Steam powered ships came into use during the 19th Century, and they significantly cut transit time across the Atlantic. This allowed for them to receive their orders of American and hybrid vines at a faster rate, and the vintners rapidly set up experimental vineyards all across France. However, there was one subject that no one paid much attention to and that was the possibility of plant diseases being transmitted through this unregulated trade.

In 1868, vintners in Roquemaure (a village on the right bank of the Rhône River in France) noticed that their vines were mysteriously withering and dying. A special commission was then appointed to look into this problem. During their investigation they discovered multitudes of aphid-like insects that were sucking the juices from the roots of the vines.

None of the investigators were entomologists and they did not know what type of pest this was. All they could do was to describe it as a new species of louse (in the plurality; they are called lice). Various scientific names were assigned to this pest, but even the brightest scientist could not agree on what it was or what to call it.

In 1866, Charles Valentine Riley, an entomologist from the state of Missouri, began reading French and English accounts about this new pest. He published several articles where he speculated that this pest was identical to what vintners had seen in the US. His big questions were: (1) why did this louse only attack the leaves on vines in the US; (2) why did it only attack the roots on European vines?

Riley realized that this insect could be of immense economic importance, and decided to join forces with the French investigators. Between his first contact with them in 1869 and his first trip to France in 1871, he and his French colleagues determined that the pest was actually “Grape phylloxera” (Daktulosphaira vitifoliae), and that it originated in eastern North America.

Riley was able to prove that some American vines, such as the Fox and Summer grapes, were the most resistant to phylloxera. He also showed how others, such as the Frost and Clintons, were most susceptible.

By the time that Riley got to France in July of 1871, the “Great French Wine Blight” was threatening vintners in the Midi region around Montpellier and regions to the north, east, and west.

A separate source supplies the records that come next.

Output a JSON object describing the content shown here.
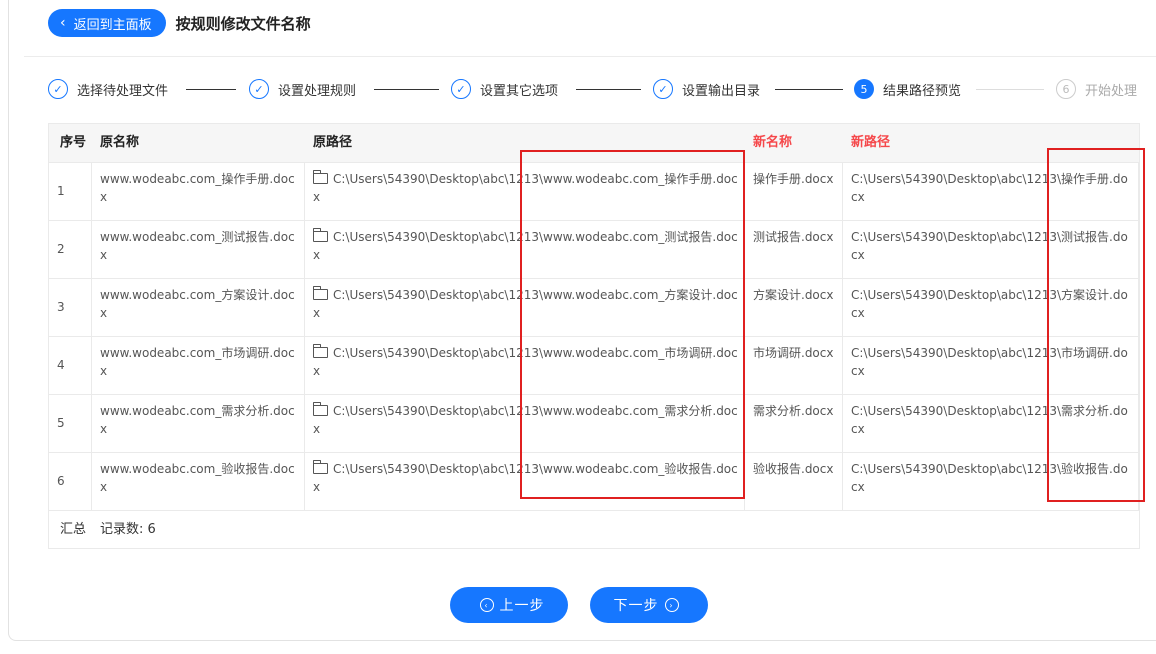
{
  "header": {
    "back_label": "返回到主面板",
    "title": "按规则修改文件名称"
  },
  "steps": [
    {
      "label": "选择待处理文件",
      "state": "done"
    },
    {
      "label": "设置处理规则",
      "state": "done"
    },
    {
      "label": "设置其它选项",
      "state": "done"
    },
    {
      "label": "设置输出目录",
      "state": "done"
    },
    {
      "label": "结果路径预览",
      "number": "5",
      "state": "active"
    },
    {
      "label": "开始处理",
      "number": "6",
      "state": "future"
    }
  ],
  "table": {
    "headers": {
      "no": "序号",
      "orig_name": "原名称",
      "orig_path": "原路径",
      "new_name": "新名称",
      "new_path": "新路径"
    },
    "rows": [
      {
        "no": "1",
        "orig_name": "www.wodeabc.com_操作手册.docx",
        "orig_path": "C:\\Users\\54390\\Desktop\\abc\\1213\\www.wodeabc.com_操作手册.docx",
        "new_name": "操作手册.docx",
        "new_path": "C:\\Users\\54390\\Desktop\\abc\\1213\\操作手册.docx"
      },
      {
        "no": "2",
        "orig_name": "www.wodeabc.com_测试报告.docx",
        "orig_path": "C:\\Users\\54390\\Desktop\\abc\\1213\\www.wodeabc.com_测试报告.docx",
        "new_name": "测试报告.docx",
        "new_path": "C:\\Users\\54390\\Desktop\\abc\\1213\\测试报告.docx"
      },
      {
        "no": "3",
        "orig_name": "www.wodeabc.com_方案设计.docx",
        "orig_path": "C:\\Users\\54390\\Desktop\\abc\\1213\\www.wodeabc.com_方案设计.docx",
        "new_name": "方案设计.docx",
        "new_path": "C:\\Users\\54390\\Desktop\\abc\\1213\\方案设计.docx"
      },
      {
        "no": "4",
        "orig_name": "www.wodeabc.com_市场调研.docx",
        "orig_path": "C:\\Users\\54390\\Desktop\\abc\\1213\\www.wodeabc.com_市场调研.docx",
        "new_name": "市场调研.docx",
        "new_path": "C:\\Users\\54390\\Desktop\\abc\\1213\\市场调研.docx"
      },
      {
        "no": "5",
        "orig_name": "www.wodeabc.com_需求分析.docx",
        "orig_path": "C:\\Users\\54390\\Desktop\\abc\\1213\\www.wodeabc.com_需求分析.docx",
        "new_name": "需求分析.docx",
        "new_path": "C:\\Users\\54390\\Desktop\\abc\\1213\\需求分析.docx"
      },
      {
        "no": "6",
        "orig_name": "www.wodeabc.com_验收报告.docx",
        "orig_path": "C:\\Users\\54390\\Desktop\\abc\\1213\\www.wodeabc.com_验收报告.docx",
        "new_name": "验收报告.docx",
        "new_path": "C:\\Users\\54390\\Desktop\\abc\\1213\\验收报告.docx"
      }
    ],
    "summary": {
      "label": "汇总",
      "count_text": "记录数: 6"
    }
  },
  "nav": {
    "prev_label": "上一步",
    "next_label": "下一步"
  },
  "colors": {
    "accent": "#1677ff",
    "highlight": "#e02020",
    "new_header": "#f5484b"
  },
  "icons": [
    "chevron-left-icon",
    "check-circle-icon",
    "folder-icon",
    "circle-chevron-left-icon",
    "circle-chevron-right-icon"
  ]
}
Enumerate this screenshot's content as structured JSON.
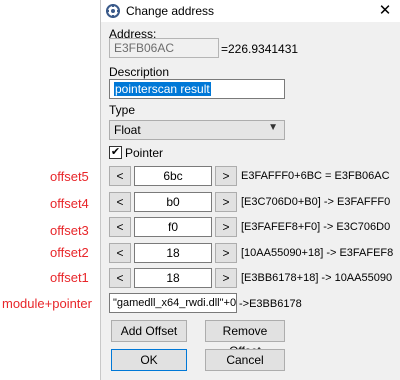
{
  "window": {
    "title": "Change address",
    "close_icon": "close-icon",
    "app_icon": "cheat-engine-icon"
  },
  "address": {
    "label": "Address:",
    "value": "E3FB06AC",
    "computed": "=226.9341431"
  },
  "description": {
    "label": "Description",
    "value": "pointerscan result"
  },
  "type": {
    "label": "Type",
    "value": "Float"
  },
  "pointer": {
    "label": "Pointer",
    "checked": true
  },
  "offsets": [
    {
      "annotation": "offset5",
      "value": "6bc",
      "result": "E3FAFFF0+6BC = E3FB06AC"
    },
    {
      "annotation": "offset4",
      "value": "b0",
      "result": "[E3C706D0+B0] -> E3FAFFF0"
    },
    {
      "annotation": "offset3",
      "value": "f0",
      "result": "[E3FAFEF8+F0] -> E3C706D0"
    },
    {
      "annotation": "offset2",
      "value": "18",
      "result": "[10AA55090+18] -> E3FAFEF8"
    },
    {
      "annotation": "offset1",
      "value": "18",
      "result": "[E3BB6178+18] -> 10AA55090"
    }
  ],
  "arrow_left": "<",
  "arrow_right": ">",
  "base": {
    "annotation": "module+pointer",
    "value": "\"gamedll_x64_rwdi.dll\"+0'",
    "result": "->E3BB6178"
  },
  "buttons": {
    "add_offset": "Add Offset",
    "remove_offset": "Remove Offset",
    "ok": "OK",
    "cancel": "Cancel"
  }
}
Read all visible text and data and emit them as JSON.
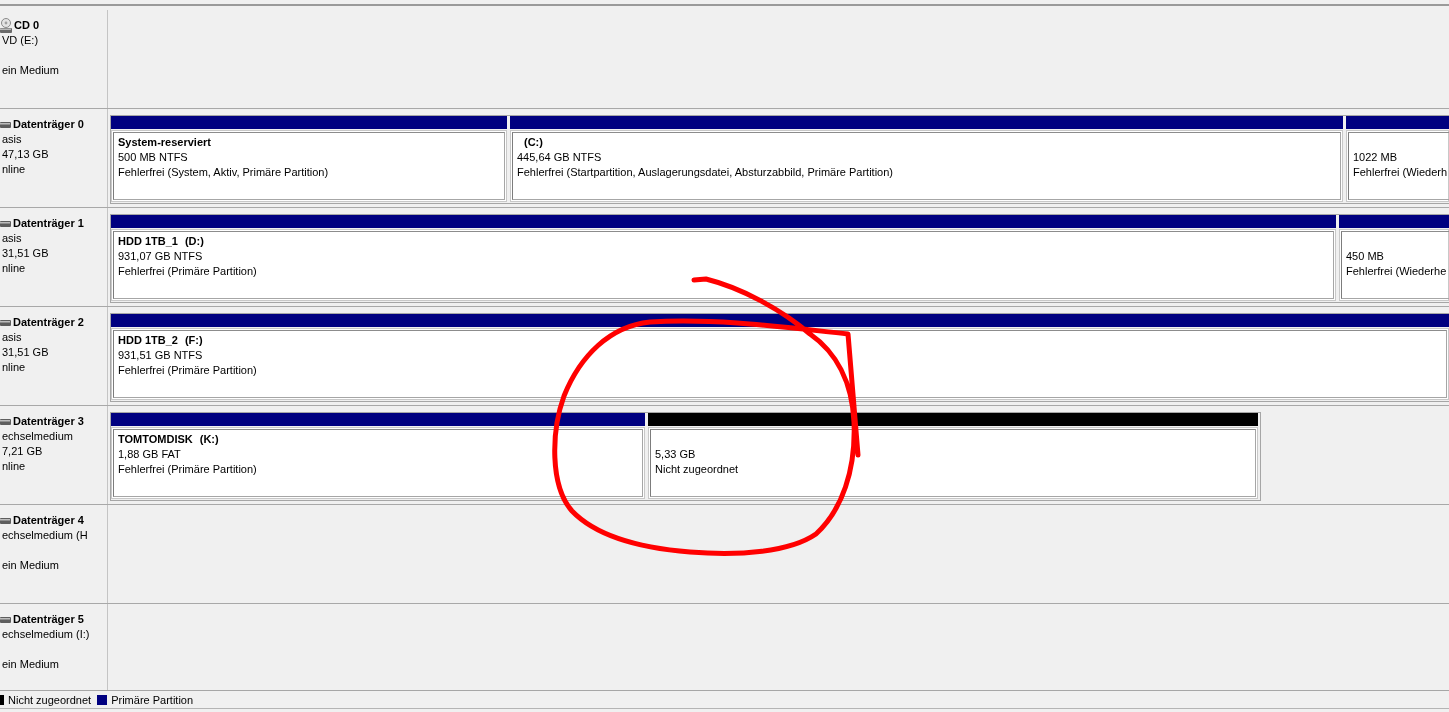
{
  "disks": [
    {
      "kind": "cd",
      "name": "CD 0",
      "type": "VD (E:)",
      "status": "ein Medium"
    },
    {
      "kind": "disk",
      "name": "Datenträger 0",
      "type": "asis",
      "size": "47,13 GB",
      "status": "nline",
      "partitions": [
        {
          "kind": "primary",
          "label": "System-reserviert",
          "size": "500 MB NTFS",
          "status": "Fehlerfrei (System, Aktiv, Primäre Partition)"
        },
        {
          "kind": "primary",
          "drive": "(C:)",
          "size": "445,64 GB NTFS",
          "status": "Fehlerfrei (Startpartition, Auslagerungsdatei, Absturzabbild, Primäre Partition)"
        },
        {
          "kind": "primary",
          "size": "1022 MB",
          "status": "Fehlerfrei (Wiederh"
        }
      ]
    },
    {
      "kind": "disk",
      "name": "Datenträger 1",
      "type": "asis",
      "size": "31,51 GB",
      "status": "nline",
      "partitions": [
        {
          "kind": "primary",
          "label": "HDD 1TB_1",
          "drive": "(D:)",
          "size": "931,07 GB NTFS",
          "status": "Fehlerfrei (Primäre Partition)"
        },
        {
          "kind": "primary",
          "size": "450 MB",
          "status": "Fehlerfrei (Wiederhe"
        }
      ]
    },
    {
      "kind": "disk",
      "name": "Datenträger 2",
      "type": "asis",
      "size": "31,51 GB",
      "status": "nline",
      "partitions": [
        {
          "kind": "primary",
          "label": "HDD 1TB_2",
          "drive": "(F:)",
          "size": "931,51 GB NTFS",
          "status": "Fehlerfrei (Primäre Partition)"
        }
      ]
    },
    {
      "kind": "disk",
      "name": "Datenträger 3",
      "type": "echselmedium",
      "size": "7,21 GB",
      "status": "nline",
      "partitions": [
        {
          "kind": "primary",
          "label": "TOMTOMDISK",
          "drive": "(K:)",
          "size": "1,88 GB FAT",
          "status": "Fehlerfrei (Primäre Partition)"
        },
        {
          "kind": "unallocated",
          "size": "5,33 GB",
          "status": "Nicht zugeordnet"
        }
      ]
    },
    {
      "kind": "disk",
      "name": "Datenträger 4",
      "type": "echselmedium (H",
      "status": "ein Medium"
    },
    {
      "kind": "disk",
      "name": "Datenträger 5",
      "type": "echselmedium (I:)",
      "status": "ein Medium"
    }
  ],
  "legend": [
    {
      "kind": "unallocated",
      "label": "Nicht zugeordnet",
      "color": "#000000"
    },
    {
      "kind": "primary",
      "label": "Primäre Partition",
      "color": "#000080"
    }
  ],
  "annotation": {
    "kind": "freehand-circle"
  }
}
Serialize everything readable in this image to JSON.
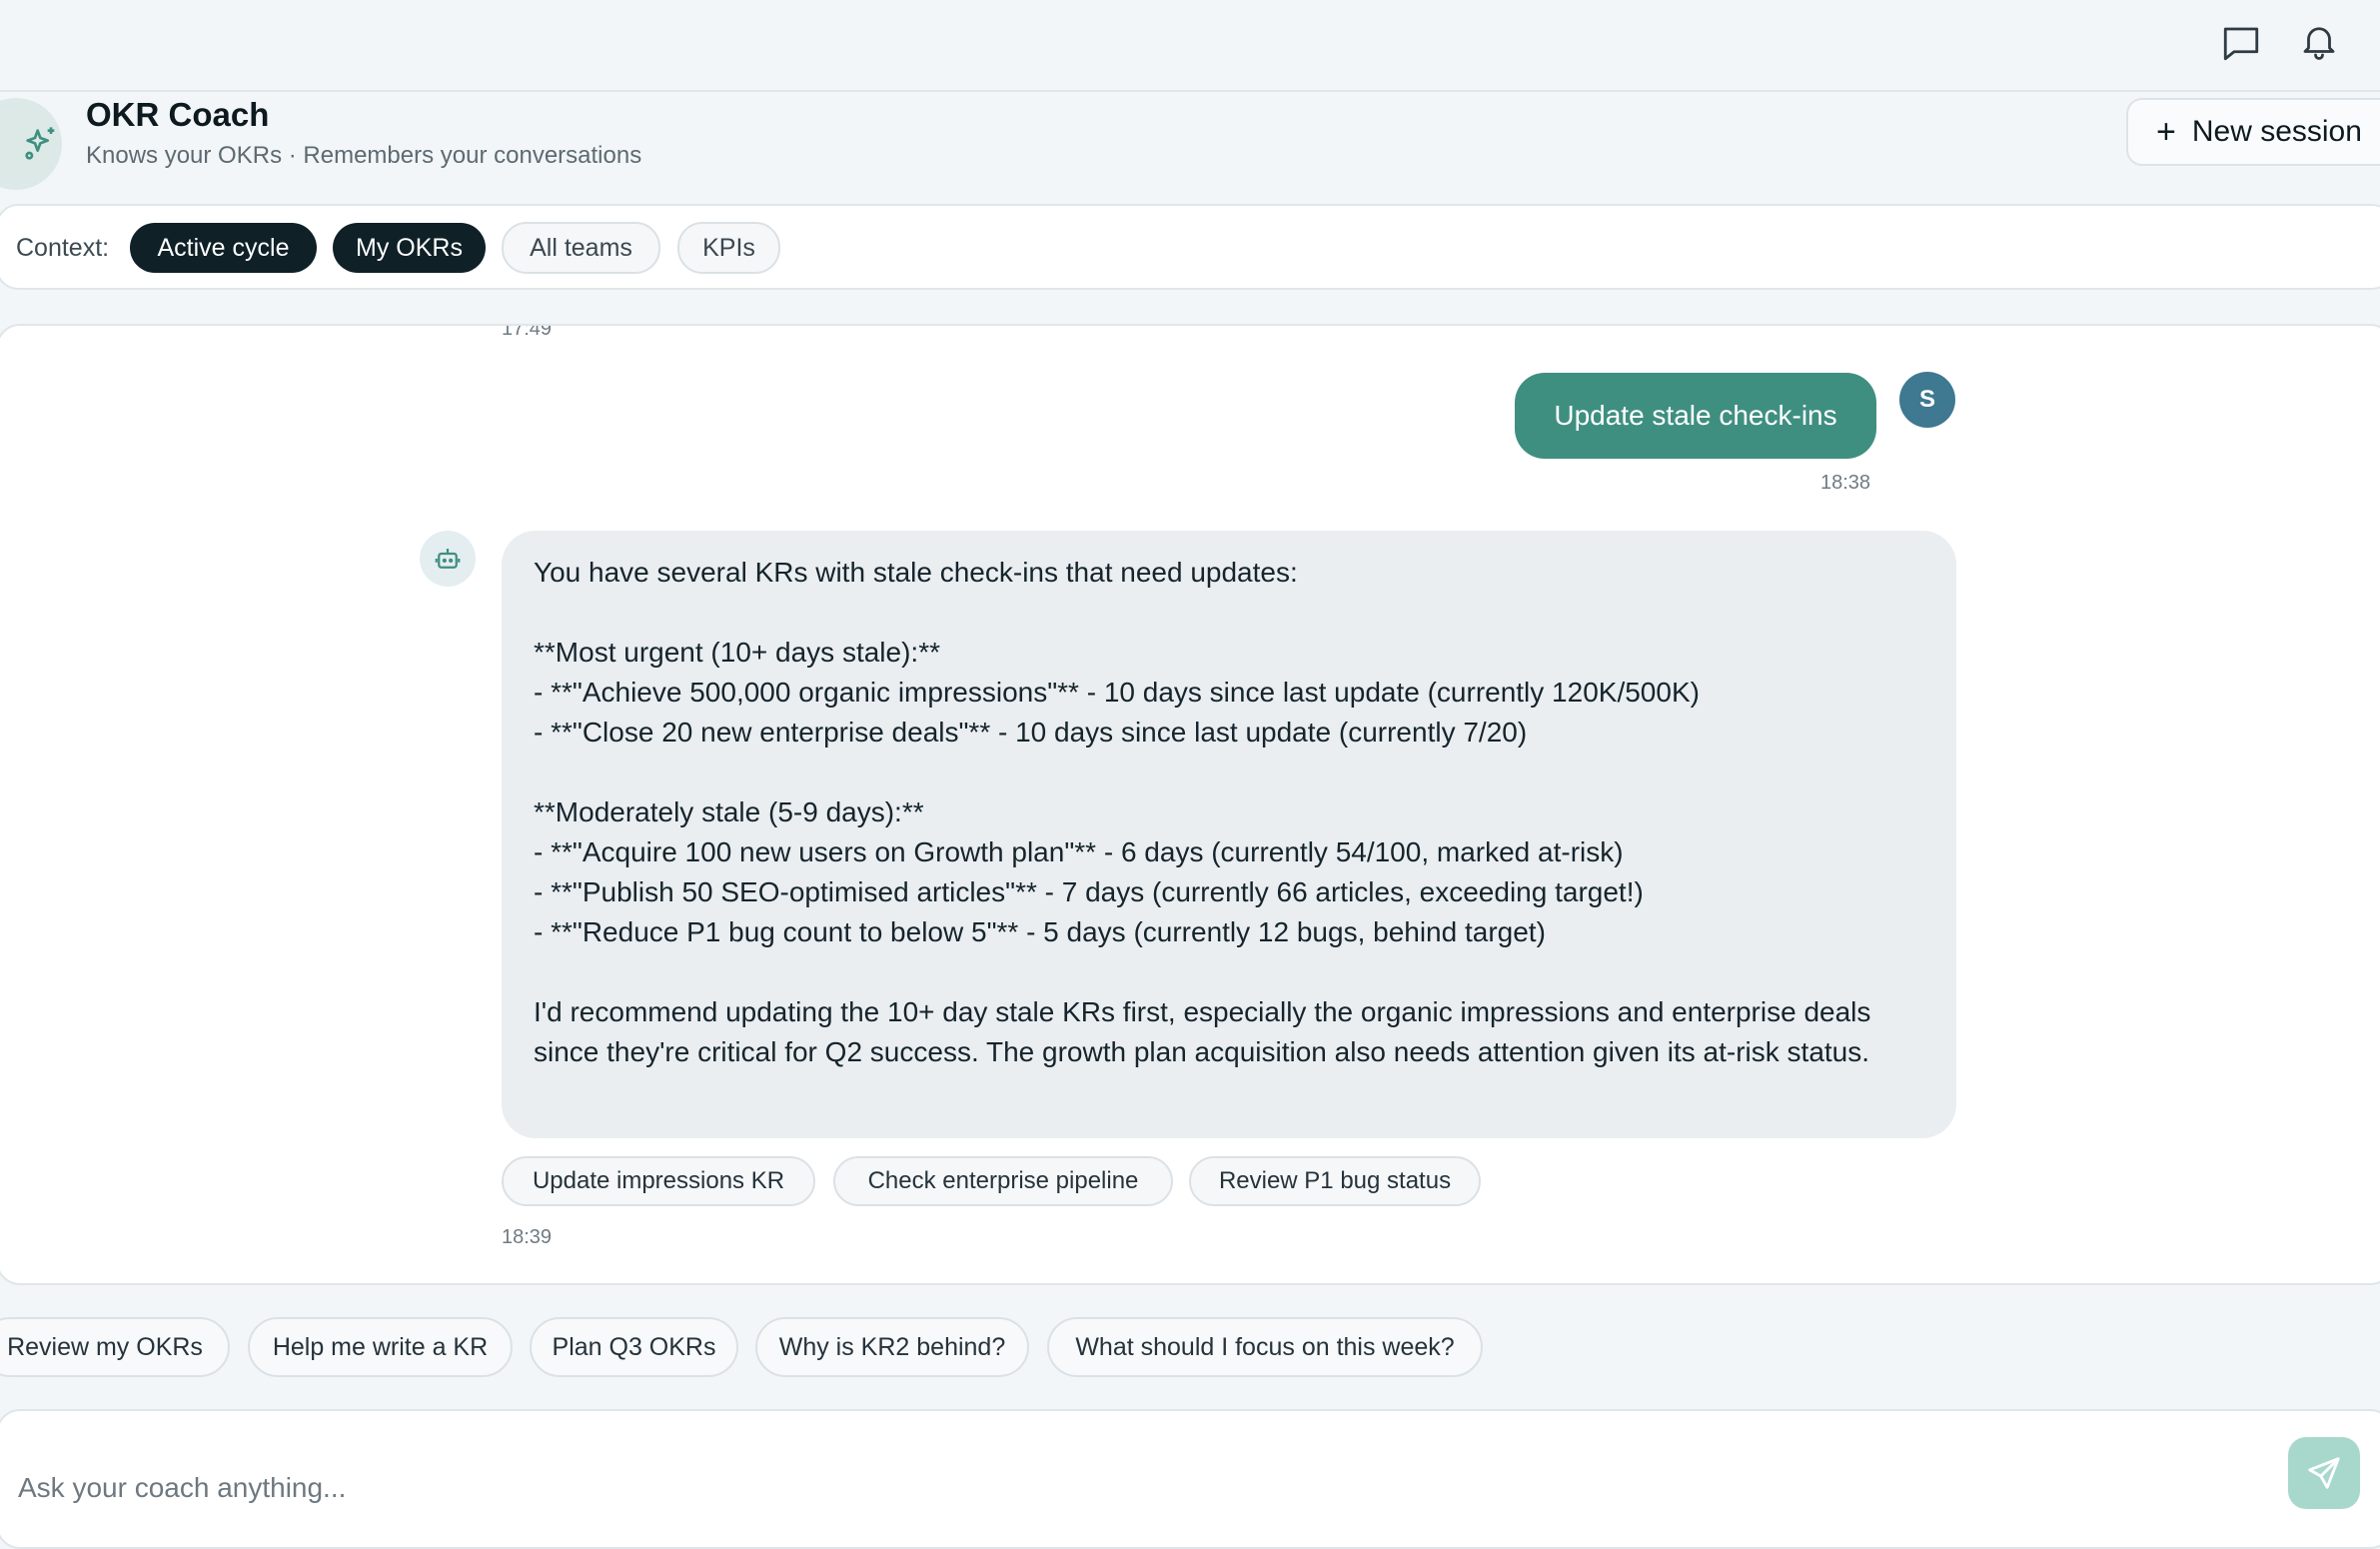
{
  "header": {
    "title": "OKR Coach",
    "subtitle": "Knows your OKRs · Remembers your conversations",
    "new_session_label": "New session"
  },
  "context": {
    "label": "Context:",
    "chips": [
      {
        "label": "Active cycle",
        "active": true
      },
      {
        "label": "My OKRs",
        "active": true
      },
      {
        "label": "All teams",
        "active": false
      },
      {
        "label": "KPIs",
        "active": false
      }
    ]
  },
  "messages": {
    "previous_timestamp": "17:49",
    "user": {
      "avatar_initial": "S",
      "text": "Update stale check-ins",
      "timestamp": "18:38"
    },
    "assistant": {
      "lines": [
        "You have several KRs with stale check-ins that need updates:",
        "",
        "**Most urgent (10+ days stale):**",
        "- **\"Achieve 500,000 organic impressions\"** - 10 days since last update (currently 120K/500K)",
        "- **\"Close 20 new enterprise deals\"** - 10 days since last update (currently 7/20)",
        "",
        "**Moderately stale (5-9 days):**",
        "- **\"Acquire 100 new users on Growth plan\"** - 6 days (currently 54/100, marked at-risk)",
        "- **\"Publish 50 SEO-optimised articles\"** - 7 days (currently 66 articles, exceeding target!)",
        "- **\"Reduce P1 bug count to below 5\"** - 5 days (currently 12 bugs, behind target)",
        ""
      ],
      "closing": "I'd recommend updating the 10+ day stale KRs first, especially the organic impressions and enterprise deals since they're critical for Q2 success. The growth plan acquisition also needs attention given its at-risk status.",
      "quick_replies": [
        "Update impressions KR",
        "Check enterprise pipeline",
        "Review P1 bug status"
      ],
      "timestamp": "18:39"
    }
  },
  "suggestions": [
    "Review my OKRs",
    "Help me write a KR",
    "Plan Q3 OKRs",
    "Why is KR2 behind?",
    "What should I focus on this week?"
  ],
  "composer": {
    "placeholder": "Ask your coach anything..."
  },
  "colors": {
    "accent": "#3f8f81",
    "chip_active_bg": "#0f2027",
    "send_button_bg": "#a8d8cc",
    "user_avatar_bg": "#3e7891"
  },
  "icons": {
    "top_right": [
      "chat-bubble-icon",
      "bell-icon"
    ],
    "coach": "sparkles-icon",
    "bot": "robot-icon",
    "send": "send-icon"
  }
}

Some Midi vintners had already begun the process of importing and planting the recommended American vines by the spring of 1871.

There was a division of thought amongst other growers. Some wanted to plant resistant American vines, while others wanted to graft their European V. vinifera vines to the American rootstock. Both of these methods were supported by Riley, although he did hope that the wine from American vines would find favor with the French.

Riley returned to St. Louis and began writing a series of articles. He was able to explain how phylloxera had killed the European vines planted in the eastern U.S., and made further recommendations for planting U.S. vines.

The response to Riley’s articles about grafting European vines to American rootstocks was overwhelming. About 400,000 American rootstocks were sent to the Montpellier region by the winter of 1872.

When Riley returned to Montpellier in 1875, the scene was starkly different from what he saw in 1871. He later said, “Where four years before the whole country was one vast vineyard . . . the ground was now devoted . . . entirely or partly to other crops . . . Yet right in the midst of this [desolation] the American vines were flourishing.”

In 1875, the imports of American vines peaked at 14 million cuttings. Many of these vines died after being planted, but with a lot of experimentation, they eventually came up with methods that worked. Riley was proud of his role in solving the “Great French Wine Blight” and by 1890, over 719,000 acres had been replanted.

Much of what we learned from Riley’s work has been used to solve Grape phylloxera problems throughout the world. His methods also helped save the California wine industry during the early 1900s! Chile is the only major wine producing country in the world that has been able to completely evade Grape phylloxera.

Charles Valentine Riley is considered by many to be the “Founder of Modern Entomology”. During his career, he was responsible for solving many different insect problems in agriculture. As we prepare to enjoy our favorite libations, we should all raise our glasses and give thanks for all that he taught us!